    Analytic cubism (1909–1912) is a style of painting Picasso developed with Georges Braque using monochrome brownish and neutral colors. Both artists took apart objects and "analyzed" them in terms of their shapes. Picasso and Braque's paintings at this time, share many similarities.

    Les Demoiselles d'Avignon (1907), Museum of Modern Art, New York Synthetic cubism (1912–1919) was a further development of the genre, in which cut paper fragments – often wallpaper or portions of newspaper pages – were pasted into compositions, marking the first use of collage in fine art.

  • Pablo Ruiz y Picasso (1881-1973) The artistic genius of Pablo Picasso has impacted the development of modern and contemporary art with unparalleled magnitude. His prolific output includes over 20,000 paintings, prints, drawings, sculptures, ceramics, theater sets and costumes that convey myriad intellectual, political, social, and amorous messages. His creative styles transcend realism and abstraction, Cubism, Neoclassicism, Surrealism, and Expressionism. Admitted to the Royal Academy of Barcelona at 15, he later moved to Paris, where he remained until 1947, then moving to the South of France, where he died in 1973. In 1907, Picasso painted Les Demoiselles d'Avignon, the most significant work in the development of "Cubism" and abstraction, and a forerunner of analytic cubism. In the synthetic phase of cubism (after 1912), his forms became larger and more representational, as in Three Musicians. The three masked musicians in this painting represent comic figures from the tradition of popular theater in Italy. This Cubist concert features Harlequin playing a violin, Pierrot with a recorder, and a Franciscan friar holding an accordion. Many consider this the last official Cubist work and the end of Cubism as an art movement. Picasso’s largest landmark work was Guernica, an impassioned condemnation of war and fascism. Guernica is a mural-sized oil painting on canvas completed in June 1937. The painting, which uses a palette of gray, black, and white, is regarded by many art critics as one of the most moving and powerful anti-war paintings in history. Standing at 11 feet 5 inches tall and 25 feet 6 inches wide, the large mural shows the suffering of people wrenched by violence and chaos. Prominent in the composition are a gored horse, a bull, and flames. The painting was created in response to the bombing of Guernica, a Basque Country village in northern Spain, by Nazi German and Fascist Italian warplanes at the request of the Spanish Nationalists.

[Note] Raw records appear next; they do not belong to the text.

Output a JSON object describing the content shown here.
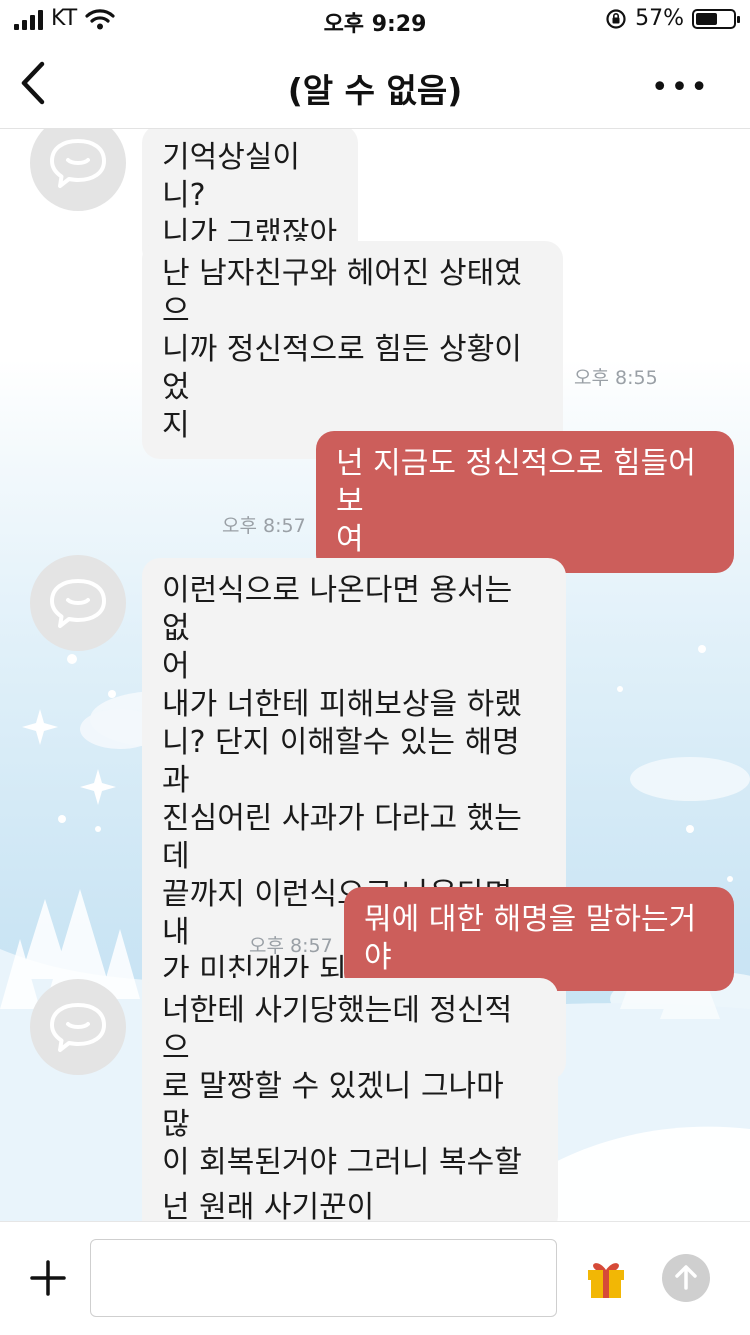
{
  "status_bar": {
    "carrier": "KT",
    "time": "오후 9:29",
    "battery_percent": "57%",
    "battery_level": 0.57
  },
  "header": {
    "title": "(알 수 없음)",
    "back_icon": "chevron-left-icon",
    "more_icon": "more-horizontal-icon"
  },
  "messages": [
    {
      "side": "in",
      "avatar": true,
      "text": "기억상실이니?\n니가 그랬잖아",
      "time": ""
    },
    {
      "side": "in",
      "avatar": false,
      "text": "난 남자친구와 헤어진 상태였으\n니까 정신적으로 힘든 상황이었\n지",
      "time": "오후 8:55"
    },
    {
      "side": "out",
      "text": "넌 지금도 정신적으로 힘들어보\n여",
      "time": "오후 8:57"
    },
    {
      "side": "in",
      "avatar": true,
      "text": "이런식으로 나온다면 용서는 없\n어\n내가 너한테 피해보상을 하랬\n니? 단지 이해할수 있는 해명과\n진심어린 사과가 다라고 했는데\n끝까지 이런식으로 나온다면 내\n가 미친개가 되는걸 보겠다는거\n지",
      "time": ""
    },
    {
      "side": "out",
      "text": "뭐에 대한 해명을 말하는거야",
      "time": "오후 8:57"
    },
    {
      "side": "in",
      "avatar": true,
      "text": "너한테 사기당했는데 정신적으\n로 말짱할 수 있겠니 그나마 많\n이 회복된거야 그러니 복수할\n생각을 하는거지",
      "time": ""
    },
    {
      "side": "in",
      "avatar": false,
      "text": "넌 원래 사기꾼이니?",
      "time": ""
    }
  ],
  "input_bar": {
    "placeholder": "",
    "plus_icon": "plus-icon",
    "gift_icon": "gift-icon",
    "send_icon": "send-arrow-icon"
  },
  "colors": {
    "outgoing_bubble": "#cc5e5b",
    "incoming_bubble": "#f3f3f3",
    "background": "#c0dff1"
  }
}
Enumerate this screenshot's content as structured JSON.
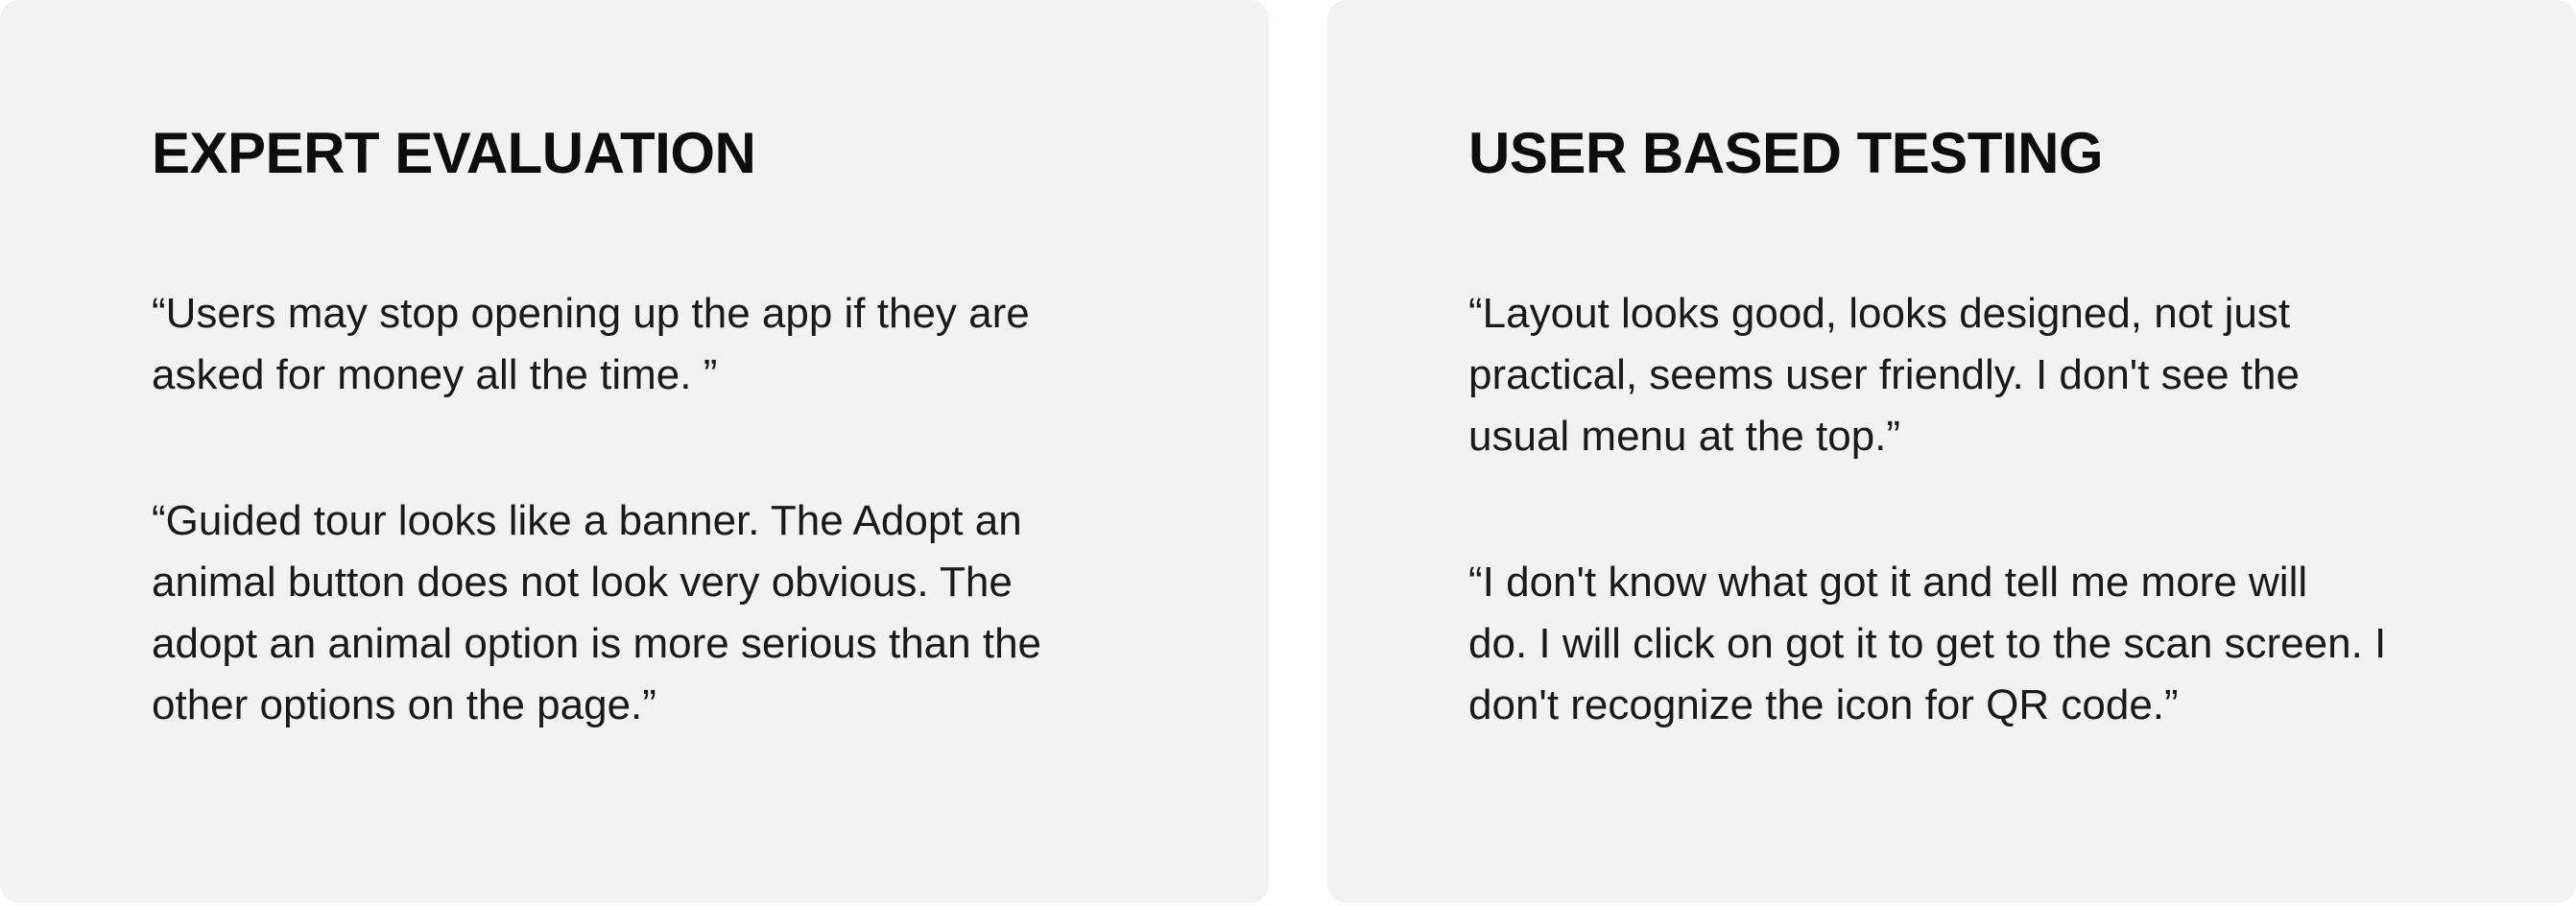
{
  "panels": [
    {
      "heading": "EXPERT EVALUATION",
      "quotes": [
        {
          "lines": [
            "“Users may stop opening up the app if they are",
            "asked for money all the time. ”"
          ]
        },
        {
          "lines": [
            "“Guided tour looks like a banner. The Adopt an",
            "animal button does not look very obvious. The",
            "adopt an animal option is more serious than the",
            "other options on the page.”"
          ]
        }
      ]
    },
    {
      "heading": "USER BASED TESTING",
      "quotes": [
        {
          "lines": [
            "“Layout looks good, looks designed, not just",
            "practical, seems user friendly. I don't see the",
            "usual menu at the top.”"
          ]
        },
        {
          "lines": [
            "“I don't know what got it and tell me more will",
            "do. I will click on got it to get to the scan screen. I",
            "don't recognize the icon for QR code.”"
          ]
        }
      ]
    }
  ],
  "colors": {
    "card_background": "#f2f2f2",
    "page_background": "#ffffff",
    "text": "#111111"
  }
}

    Guenica, 1937 Museo Reina Sofia In his later years, Picasso turned to creations of fantasy and comic invention. Working consistently in sculpture, ceramics, and the graphic arts, he continued to explore his personal vision until his death at 91.